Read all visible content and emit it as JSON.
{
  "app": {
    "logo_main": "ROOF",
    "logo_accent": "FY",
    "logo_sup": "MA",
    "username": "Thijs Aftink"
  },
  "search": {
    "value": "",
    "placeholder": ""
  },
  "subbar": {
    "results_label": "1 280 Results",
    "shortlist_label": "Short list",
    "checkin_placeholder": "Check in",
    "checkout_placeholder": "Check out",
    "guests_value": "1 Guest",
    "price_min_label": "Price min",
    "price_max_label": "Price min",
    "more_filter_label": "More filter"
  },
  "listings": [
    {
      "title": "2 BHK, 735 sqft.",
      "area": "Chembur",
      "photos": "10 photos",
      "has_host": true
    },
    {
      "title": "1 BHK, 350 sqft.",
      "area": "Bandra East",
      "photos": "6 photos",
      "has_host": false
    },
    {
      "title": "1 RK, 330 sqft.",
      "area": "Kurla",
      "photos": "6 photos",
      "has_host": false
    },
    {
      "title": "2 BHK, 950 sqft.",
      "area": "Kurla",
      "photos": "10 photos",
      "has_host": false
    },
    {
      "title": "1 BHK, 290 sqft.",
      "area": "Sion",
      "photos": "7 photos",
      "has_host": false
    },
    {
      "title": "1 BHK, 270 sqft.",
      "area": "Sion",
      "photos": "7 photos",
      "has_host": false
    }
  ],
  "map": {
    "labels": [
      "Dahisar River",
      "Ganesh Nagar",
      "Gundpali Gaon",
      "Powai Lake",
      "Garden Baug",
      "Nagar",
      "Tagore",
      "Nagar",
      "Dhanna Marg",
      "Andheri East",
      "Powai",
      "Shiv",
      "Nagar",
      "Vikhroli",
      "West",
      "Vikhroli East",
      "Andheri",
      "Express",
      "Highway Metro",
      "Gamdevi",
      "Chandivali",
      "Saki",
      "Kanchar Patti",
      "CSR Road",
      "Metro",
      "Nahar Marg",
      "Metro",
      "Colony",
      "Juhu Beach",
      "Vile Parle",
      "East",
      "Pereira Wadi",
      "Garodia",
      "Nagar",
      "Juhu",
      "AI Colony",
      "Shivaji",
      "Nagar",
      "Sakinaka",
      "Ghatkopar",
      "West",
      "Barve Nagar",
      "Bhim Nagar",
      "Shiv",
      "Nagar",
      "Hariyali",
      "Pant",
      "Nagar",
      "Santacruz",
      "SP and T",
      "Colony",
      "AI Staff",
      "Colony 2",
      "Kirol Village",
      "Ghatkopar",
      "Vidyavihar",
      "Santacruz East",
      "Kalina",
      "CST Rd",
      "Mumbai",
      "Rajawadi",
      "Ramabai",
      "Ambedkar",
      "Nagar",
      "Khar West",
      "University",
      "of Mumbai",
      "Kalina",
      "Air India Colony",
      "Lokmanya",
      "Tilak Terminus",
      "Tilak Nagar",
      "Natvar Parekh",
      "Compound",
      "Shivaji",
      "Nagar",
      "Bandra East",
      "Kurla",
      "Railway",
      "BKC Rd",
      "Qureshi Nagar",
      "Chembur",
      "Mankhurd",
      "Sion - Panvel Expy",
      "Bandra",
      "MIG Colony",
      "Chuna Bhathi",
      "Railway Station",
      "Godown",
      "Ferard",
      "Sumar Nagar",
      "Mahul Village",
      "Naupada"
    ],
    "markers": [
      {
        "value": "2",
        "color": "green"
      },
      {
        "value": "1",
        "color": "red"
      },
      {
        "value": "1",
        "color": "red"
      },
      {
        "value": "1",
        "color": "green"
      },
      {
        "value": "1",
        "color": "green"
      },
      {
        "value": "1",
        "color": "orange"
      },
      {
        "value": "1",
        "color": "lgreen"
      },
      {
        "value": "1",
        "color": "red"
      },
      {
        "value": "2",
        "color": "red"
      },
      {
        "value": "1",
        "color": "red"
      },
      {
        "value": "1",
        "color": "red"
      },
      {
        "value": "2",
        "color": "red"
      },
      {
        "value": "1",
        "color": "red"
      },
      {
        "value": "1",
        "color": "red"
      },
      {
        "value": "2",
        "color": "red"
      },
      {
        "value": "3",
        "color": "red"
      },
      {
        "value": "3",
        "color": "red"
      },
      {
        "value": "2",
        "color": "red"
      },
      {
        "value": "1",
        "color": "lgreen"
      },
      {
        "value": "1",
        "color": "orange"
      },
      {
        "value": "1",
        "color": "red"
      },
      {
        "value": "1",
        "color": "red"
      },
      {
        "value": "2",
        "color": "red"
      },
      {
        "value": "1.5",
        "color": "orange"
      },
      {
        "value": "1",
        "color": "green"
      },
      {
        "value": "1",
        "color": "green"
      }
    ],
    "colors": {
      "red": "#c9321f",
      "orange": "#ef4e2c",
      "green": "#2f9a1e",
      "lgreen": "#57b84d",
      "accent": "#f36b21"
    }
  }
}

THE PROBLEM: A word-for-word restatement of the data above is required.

ANSWER TO THE EXERCISE:
Read all visible content and emit it as JSON.
{
  "app": {
    "logo_main": "ROOF",
    "logo_accent": "FY",
    "logo_sup": "MA",
    "username": "Thijs Aftink"
  },
  "search": {
    "value": "",
    "placeholder": ""
  },
  "subbar": {
    "results_label": "1 280 Results",
    "shortlist_label": "Short list",
    "checkin_placeholder": "Check in",
    "checkout_placeholder": "Check out",
    "guests_value": "1 Guest",
    "price_min_label": "Price min",
    "price_max_label": "Price min",
    "more_filter_label": "More filter"
  },
  "listings": [
    {
      "title": "2 BHK, 735 sqft.",
      "area": "Chembur",
      "photos": "10 photos",
      "has_host": true
    },
    {
      "title": "1 BHK, 350 sqft.",
      "area": "Bandra East",
      "photos": "6 photos",
      "has_host": false
    },
    {
      "title": "1 RK, 330 sqft.",
      "area": "Kurla",
      "photos": "6 photos",
      "has_host": false
    },
    {
      "title": "2 BHK, 950 sqft.",
      "area": "Kurla",
      "photos": "10 photos",
      "has_host": false
    },
    {
      "title": "1 BHK, 290 sqft.",
      "area": "Sion",
      "photos": "7 photos",
      "has_host": false
    },
    {
      "title": "1 BHK, 270 sqft.",
      "area": "Sion",
      "photos": "7 photos",
      "has_host": false
    }
  ],
  "map": {
    "labels": [
      "Dahisar River",
      "Ganesh Nagar",
      "Gundpali Gaon",
      "Powai Lake",
      "Garden Baug",
      "Nagar",
      "Tagore",
      "Nagar",
      "Dhanna Marg",
      "Andheri East",
      "Powai",
      "Shiv",
      "Nagar",
      "Vikhroli",
      "West",
      "Vikhroli East",
      "Andheri",
      "Express",
      "Highway Metro",
      "Gamdevi",
      "Chandivali",
      "Saki",
      "Kanchar Patti",
      "CSR Road",
      "Metro",
      "Nahar Marg",
      "Metro",
      "Colony",
      "Juhu Beach",
      "Vile Parle",
      "East",
      "Pereira Wadi",
      "Garodia",
      "Nagar",
      "Juhu",
      "AI Colony",
      "Shivaji",
      "Nagar",
      "Sakinaka",
      "Ghatkopar",
      "West",
      "Barve Nagar",
      "Bhim Nagar",
      "Shiv",
      "Nagar",
      "Hariyali",
      "Pant",
      "Nagar",
      "Santacruz",
      "SP and T",
      "Colony",
      "AI Staff",
      "Colony 2",
      "Kirol Village",
      "Ghatkopar",
      "Vidyavihar",
      "Santacruz East",
      "Kalina",
      "CST Rd",
      "Mumbai",
      "Rajawadi",
      "Ramabai",
      "Ambedkar",
      "Nagar",
      "Khar West",
      "University",
      "of Mumbai",
      "Kalina",
      "Air India Colony",
      "Lokmanya",
      "Tilak Terminus",
      "Tilak Nagar",
      "Natvar Parekh",
      "Compound",
      "Shivaji",
      "Nagar",
      "Bandra East",
      "Kurla",
      "Railway",
      "BKC Rd",
      "Qureshi Nagar",
      "Chembur",
      "Mankhurd",
      "Sion - Panvel Expy",
      "Bandra",
      "MIG Colony",
      "Chuna Bhathi",
      "Railway Station",
      "Godown",
      "Ferard",
      "Sumar Nagar",
      "Mahul Village",
      "Naupada"
    ],
    "markers": [
      {
        "value": "2",
        "color": "green"
      },
      {
        "value": "1",
        "color": "red"
      },
      {
        "value": "1",
        "color": "red"
      },
      {
        "value": "1",
        "color": "green"
      },
      {
        "value": "1",
        "color": "green"
      },
      {
        "value": "1",
        "color": "orange"
      },
      {
        "value": "1",
        "color": "lgreen"
      },
      {
        "value": "1",
        "color": "red"
      },
      {
        "value": "2",
        "color": "red"
      },
      {
        "value": "1",
        "color": "red"
      },
      {
        "value": "1",
        "color": "red"
      },
      {
        "value": "2",
        "color": "red"
      },
      {
        "value": "1",
        "color": "red"
      },
      {
        "value": "1",
        "color": "red"
      },
      {
        "value": "2",
        "color": "red"
      },
      {
        "value": "3",
        "color": "red"
      },
      {
        "value": "3",
        "color": "red"
      },
      {
        "value": "2",
        "color": "red"
      },
      {
        "value": "1",
        "color": "lgreen"
      },
      {
        "value": "1",
        "color": "orange"
      },
      {
        "value": "1",
        "color": "red"
      },
      {
        "value": "1",
        "color": "red"
      },
      {
        "value": "2",
        "color": "red"
      },
      {
        "value": "1.5",
        "color": "orange"
      },
      {
        "value": "1",
        "color": "green"
      },
      {
        "value": "1",
        "color": "green"
      }
    ],
    "colors": {
      "red": "#c9321f",
      "orange": "#ef4e2c",
      "green": "#2f9a1e",
      "lgreen": "#57b84d",
      "accent": "#f36b21"
    }
  }
}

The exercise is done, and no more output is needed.